More cases of Lyme disease are reported than any other vector-borne disease in the United States. There were 29,959 confirmed cases and 8509 probable cases of Lyme disease in the United States in 2009; most of these cases are reported from the Northeast and upper Midwest. See more on Lyme disease statistics.Lyme disease is caused by the bacterium Borrelia burgdorferi.
People become infected with the Lyme disease bacteria when they are bitten by an infected blacklegged tick.As we start spending more time outdoors during spring and into summer, we have to be aware of the risk of tick bites. Gardening, camping, hiking, and just playing outdoors are all great spring and summertime activities, but make tick protection part of your outdoor plans as well.Immature ticks (larvae and nymphs) are so small that they can be difficult to see. However, all stages of ticks need to feed on blood to continue on to the next stages—therefore these tiny ticks can be an important threat.
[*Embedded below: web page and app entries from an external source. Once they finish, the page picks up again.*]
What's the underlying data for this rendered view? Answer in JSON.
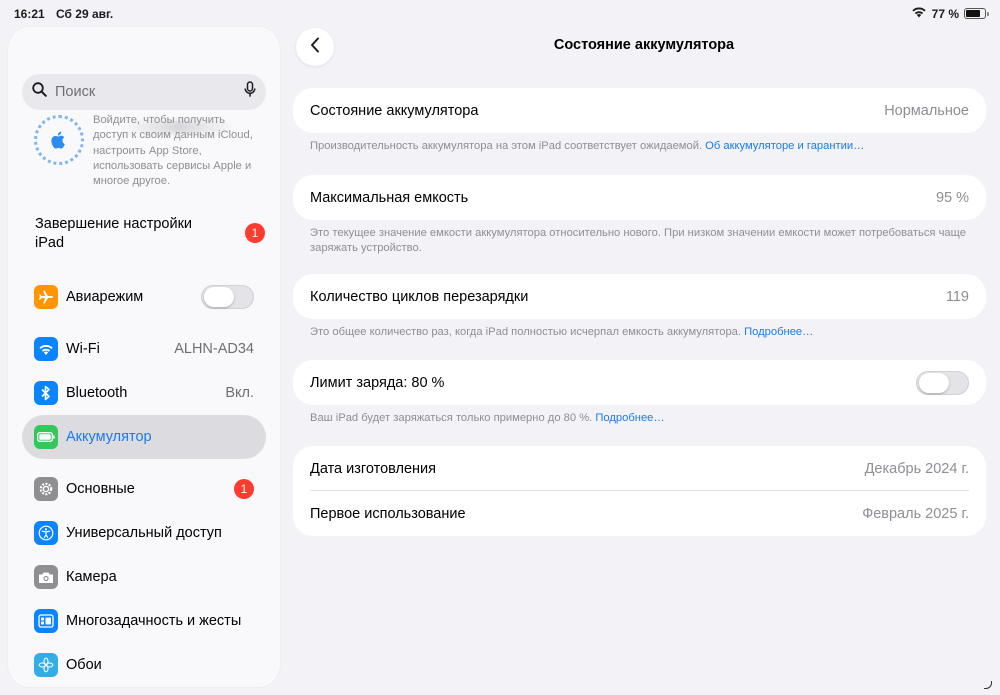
{
  "status_bar": {
    "time": "16:21",
    "date": "Сб 29 авг.",
    "battery_percent": "77 %",
    "battery_level": 0.77
  },
  "sidebar": {
    "search_placeholder": "Поиск",
    "apple_id_text": "Войдите, чтобы получить доступ к своим данным iCloud, настроить App Store, использовать сервисы Apple и многое другое.",
    "setup_label": "Завершение настройки iPad",
    "setup_badge": "1",
    "items": [
      {
        "label": "Авиарежим",
        "icon": "airplane-icon",
        "color": "#ff9500",
        "toggle": false
      },
      {
        "label": "Wi-Fi",
        "icon": "wifi-icon",
        "color": "#0a84ff",
        "value": "ALHN-AD34"
      },
      {
        "label": "Bluetooth",
        "icon": "bluetooth-icon",
        "color": "#0a84ff",
        "value": "Вкл."
      },
      {
        "label": "Аккумулятор",
        "icon": "battery-icon",
        "color": "#34c759",
        "selected": true
      },
      {
        "label": "Основные",
        "icon": "gear-icon",
        "color": "#8e8e93",
        "badge": "1"
      },
      {
        "label": "Универсальный доступ",
        "icon": "accessibility-icon",
        "color": "#0a84ff"
      },
      {
        "label": "Камера",
        "icon": "camera-icon",
        "color": "#8e8e93"
      },
      {
        "label": "Многозадачность и жесты",
        "icon": "multitasking-icon",
        "color": "#0a84ff"
      },
      {
        "label": "Обои",
        "icon": "wallpaper-icon",
        "color": "#32ade6"
      }
    ]
  },
  "main": {
    "title": "Состояние аккумулятора",
    "health": {
      "label": "Состояние аккумулятора",
      "value": "Нормальное",
      "footnote": "Производительность аккумулятора на этом iPad соответствует ожидаемой.",
      "link": "Об аккумуляторе и гарантии…"
    },
    "capacity": {
      "label": "Максимальная емкость",
      "value": "95 %",
      "footnote": "Это текущее значение емкости аккумулятора относительно нового. При низком значении емкости может потребоваться чаще заряжать устройство."
    },
    "cycles": {
      "label": "Количество циклов перезарядки",
      "value": "119",
      "footnote": "Это общее количество раз, когда iPad полностью исчерпал емкость аккумулятора.",
      "link": "Подробнее…"
    },
    "limit": {
      "label": "Лимит заряда: 80 %",
      "toggle_on": false,
      "footnote": "Ваш iPad будет заряжаться только примерно до 80 %.",
      "link": "Подробнее…"
    },
    "dates": {
      "manufacture_label": "Дата изготовления",
      "manufacture_value": "Декабрь 2024 г.",
      "first_use_label": "Первое использование",
      "first_use_value": "Февраль 2025 г."
    }
  },
  "colors": {
    "accent": "#1a7ce9",
    "badge": "#ff3b30"
  }
}
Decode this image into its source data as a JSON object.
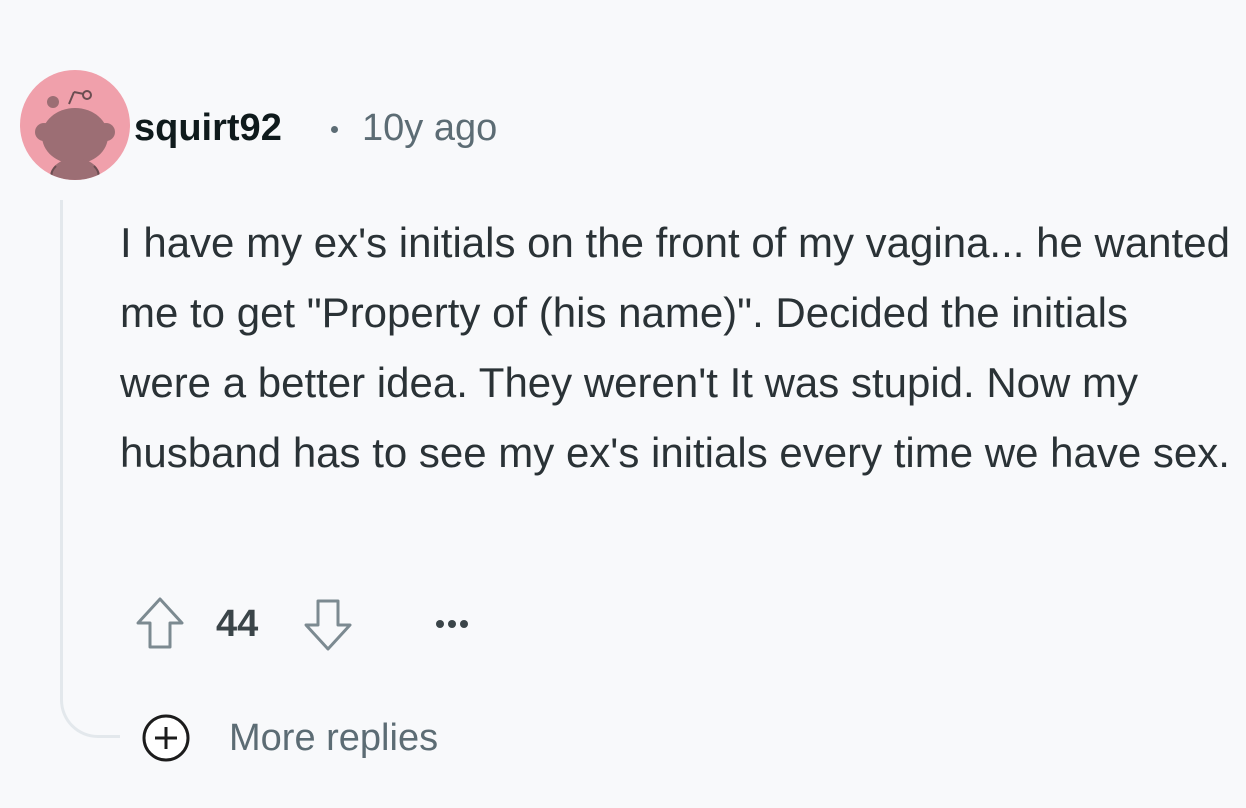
{
  "comment": {
    "author": "squirt92",
    "separator": "•",
    "timestamp": "10y ago",
    "avatar_icon": "snoo-avatar-icon",
    "avatar_color": "#f0a0ab",
    "body": "I have my ex's initials on the front of my vagina... he wanted me to get \"Property of (his name)\". Decided the initials were a better idea. They weren't It was stupid. Now my husband has to see my ex's initials every time we have sex."
  },
  "actions": {
    "upvote_icon": "upvote-arrow-icon",
    "score": "44",
    "downvote_icon": "downvote-arrow-icon",
    "overflow_icon": "ellipsis-icon"
  },
  "thread": {
    "more_replies_icon": "plus-circle-icon",
    "more_replies_label": "More replies"
  }
}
Ticks also feed on mammals and birds, which play a role in maintaining ticks and maintaining the Lyme disease bacteria. Ticks (including species other than the blacklegged ticks) can also transmit diseases other than Lyme disease, including Rocky Mountain spotted fever, erlichiosis, anaplasmosis, Colorado tick fever, and Powassan encephalitis.Visit the the Centers for Disease Control for the full article and how you can reduce your risk of tick borne disease: http://www.cdc.gov/features/lymedisease/?s_cid=tw_cdc522